_Exercise directions_.
Set the records down again in full, with every word kept.

Source data:
○ ○ ○ ○ ○ ○ ○
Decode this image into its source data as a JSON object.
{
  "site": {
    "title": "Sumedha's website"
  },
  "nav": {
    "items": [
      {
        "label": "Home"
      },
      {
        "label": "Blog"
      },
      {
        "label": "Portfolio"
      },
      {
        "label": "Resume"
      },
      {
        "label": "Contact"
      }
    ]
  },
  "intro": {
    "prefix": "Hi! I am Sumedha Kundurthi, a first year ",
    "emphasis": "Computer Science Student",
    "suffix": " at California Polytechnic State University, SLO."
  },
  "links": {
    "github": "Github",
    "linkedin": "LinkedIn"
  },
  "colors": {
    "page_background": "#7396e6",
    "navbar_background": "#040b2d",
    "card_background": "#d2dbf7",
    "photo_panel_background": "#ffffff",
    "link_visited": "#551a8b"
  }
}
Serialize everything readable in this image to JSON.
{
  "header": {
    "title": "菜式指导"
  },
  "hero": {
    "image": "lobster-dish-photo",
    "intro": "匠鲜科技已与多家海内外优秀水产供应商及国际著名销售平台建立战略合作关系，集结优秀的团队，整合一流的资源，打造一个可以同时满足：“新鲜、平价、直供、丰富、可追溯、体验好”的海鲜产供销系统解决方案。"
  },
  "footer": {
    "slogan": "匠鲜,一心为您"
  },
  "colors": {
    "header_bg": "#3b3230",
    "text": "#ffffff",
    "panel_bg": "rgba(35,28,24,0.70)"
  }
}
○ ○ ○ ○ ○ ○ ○
_Your response_.
Decode this image into its source data as a JSON object.
{
  "site": {
    "title": "Sumedha's website"
  },
  "nav": {
    "items": [
      {
        "label": "Home"
      },
      {
        "label": "Blog"
      },
      {
        "label": "Portfolio"
      },
      {
        "label": "Resume"
      },
      {
        "label": "Contact"
      }
    ]
  },
  "intro": {
    "prefix": "Hi! I am Sumedha Kundurthi, a first year ",
    "emphasis": "Computer Science Student",
    "suffix": " at California Polytechnic State University, SLO."
  },
  "links": {
    "github": "Github",
    "linkedin": "LinkedIn"
  },
  "colors": {
    "page_background": "#7396e6",
    "navbar_background": "#040b2d",
    "card_background": "#d2dbf7",
    "photo_panel_background": "#ffffff",
    "link_visited": "#551a8b"
  }
}
Serialize everything readable in this image to JSON.
{
  "header": {
    "title": "菜式指导"
  },
  "hero": {
    "image": "lobster-dish-photo",
    "intro": "匠鲜科技已与多家海内外优秀水产供应商及国际著名销售平台建立战略合作关系，集结优秀的团队，整合一流的资源，打造一个可以同时满足：“新鲜、平价、直供、丰富、可追溯、体验好”的海鲜产供销系统解决方案。"
  },
  "footer": {
    "slogan": "匠鲜,一心为您"
  },
  "colors": {
    "header_bg": "#3b3230",
    "text": "#ffffff",
    "panel_bg": "rgba(35,28,24,0.70)"
  }
}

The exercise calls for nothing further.